Records from a collection:
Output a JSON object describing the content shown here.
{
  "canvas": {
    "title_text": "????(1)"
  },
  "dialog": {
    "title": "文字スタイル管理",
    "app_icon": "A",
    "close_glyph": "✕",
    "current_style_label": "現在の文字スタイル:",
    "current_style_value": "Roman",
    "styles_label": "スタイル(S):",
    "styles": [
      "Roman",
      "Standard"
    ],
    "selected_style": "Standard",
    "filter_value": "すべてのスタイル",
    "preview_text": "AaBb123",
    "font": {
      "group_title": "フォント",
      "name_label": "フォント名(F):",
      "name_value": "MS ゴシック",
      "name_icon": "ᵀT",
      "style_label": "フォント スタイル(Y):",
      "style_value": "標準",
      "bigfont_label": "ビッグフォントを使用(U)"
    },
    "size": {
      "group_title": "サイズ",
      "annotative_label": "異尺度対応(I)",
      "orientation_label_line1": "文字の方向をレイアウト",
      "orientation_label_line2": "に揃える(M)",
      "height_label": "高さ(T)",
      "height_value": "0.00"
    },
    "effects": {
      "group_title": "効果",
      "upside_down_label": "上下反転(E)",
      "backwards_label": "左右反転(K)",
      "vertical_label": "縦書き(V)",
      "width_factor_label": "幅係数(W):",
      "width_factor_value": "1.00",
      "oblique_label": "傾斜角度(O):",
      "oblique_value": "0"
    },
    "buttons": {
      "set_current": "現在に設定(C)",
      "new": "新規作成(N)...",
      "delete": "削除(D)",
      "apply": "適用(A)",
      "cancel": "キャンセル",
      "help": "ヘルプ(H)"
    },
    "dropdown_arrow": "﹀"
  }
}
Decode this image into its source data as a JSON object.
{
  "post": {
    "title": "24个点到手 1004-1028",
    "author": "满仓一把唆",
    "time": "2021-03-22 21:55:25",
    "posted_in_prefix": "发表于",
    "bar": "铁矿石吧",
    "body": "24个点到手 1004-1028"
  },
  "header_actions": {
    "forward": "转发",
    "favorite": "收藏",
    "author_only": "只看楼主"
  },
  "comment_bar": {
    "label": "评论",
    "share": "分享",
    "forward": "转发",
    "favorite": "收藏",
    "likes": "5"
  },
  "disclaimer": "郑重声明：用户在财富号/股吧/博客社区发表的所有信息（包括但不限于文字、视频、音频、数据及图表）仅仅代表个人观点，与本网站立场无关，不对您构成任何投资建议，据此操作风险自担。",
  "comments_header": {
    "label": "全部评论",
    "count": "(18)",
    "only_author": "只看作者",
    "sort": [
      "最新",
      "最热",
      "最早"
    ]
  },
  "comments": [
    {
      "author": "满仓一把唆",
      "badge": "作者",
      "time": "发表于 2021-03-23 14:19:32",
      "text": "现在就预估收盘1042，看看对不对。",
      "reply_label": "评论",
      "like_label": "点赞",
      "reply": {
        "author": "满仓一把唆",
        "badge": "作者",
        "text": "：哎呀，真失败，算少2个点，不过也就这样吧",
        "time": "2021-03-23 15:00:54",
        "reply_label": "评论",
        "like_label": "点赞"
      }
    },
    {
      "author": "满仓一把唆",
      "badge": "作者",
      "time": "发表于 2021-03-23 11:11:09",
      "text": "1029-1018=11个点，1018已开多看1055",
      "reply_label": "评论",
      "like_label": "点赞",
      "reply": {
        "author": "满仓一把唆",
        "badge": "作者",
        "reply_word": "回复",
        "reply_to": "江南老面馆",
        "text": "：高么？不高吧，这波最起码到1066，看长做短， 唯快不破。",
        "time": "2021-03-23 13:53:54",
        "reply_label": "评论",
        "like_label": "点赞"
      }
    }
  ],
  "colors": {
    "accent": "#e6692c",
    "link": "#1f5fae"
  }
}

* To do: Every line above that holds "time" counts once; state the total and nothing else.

* Answer box: 5